▶ _DIRECTIONS_:
Find every line in the records below that contains "number", and copy it.
BEGIN LISTED RECORDS
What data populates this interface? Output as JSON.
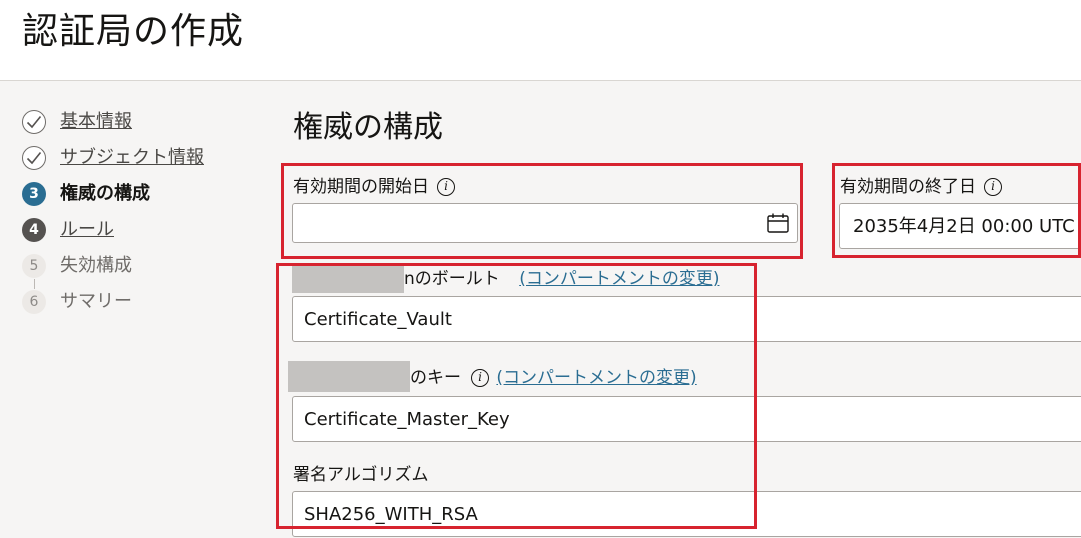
{
  "header": {
    "title": "認証局の作成"
  },
  "steps": [
    {
      "number": "1",
      "label": "基本情報",
      "state": "done"
    },
    {
      "number": "2",
      "label": "サブジェクト情報",
      "state": "done"
    },
    {
      "number": "3",
      "label": "権威の構成",
      "state": "current"
    },
    {
      "number": "4",
      "label": "ルール",
      "state": "next"
    },
    {
      "number": "5",
      "label": "失効構成",
      "state": "future"
    },
    {
      "number": "6",
      "label": "サマリー",
      "state": "future"
    }
  ],
  "main": {
    "section_title": "権威の構成",
    "validity_start": {
      "label": "有効期間の開始日",
      "value": "",
      "icon": "calendar-icon"
    },
    "validity_end": {
      "label": "有効期間の終了日",
      "value": "2035年4月2日 00:00 UTC"
    },
    "vault": {
      "label_suffix": "nのボールト",
      "change_link": "(コンパートメントの変更)",
      "value": "Certificate_Vault"
    },
    "key": {
      "label_suffix": "のキー",
      "change_link": "(コンパートメントの変更)",
      "value": "Certificate_Master_Key"
    },
    "signing_algorithm": {
      "label": "署名アルゴリズム",
      "value": "SHA256_WITH_RSA"
    }
  },
  "colors": {
    "accent": "#2a6d92",
    "highlight": "#d7232f",
    "background": "#f6f5f4"
  }
}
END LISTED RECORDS
▶ _WORKED SOLUTION_:
      "number": "1",
      "number": "2",
      "number": "3",
      "number": "4",
      "number": "5",
      "number": "6",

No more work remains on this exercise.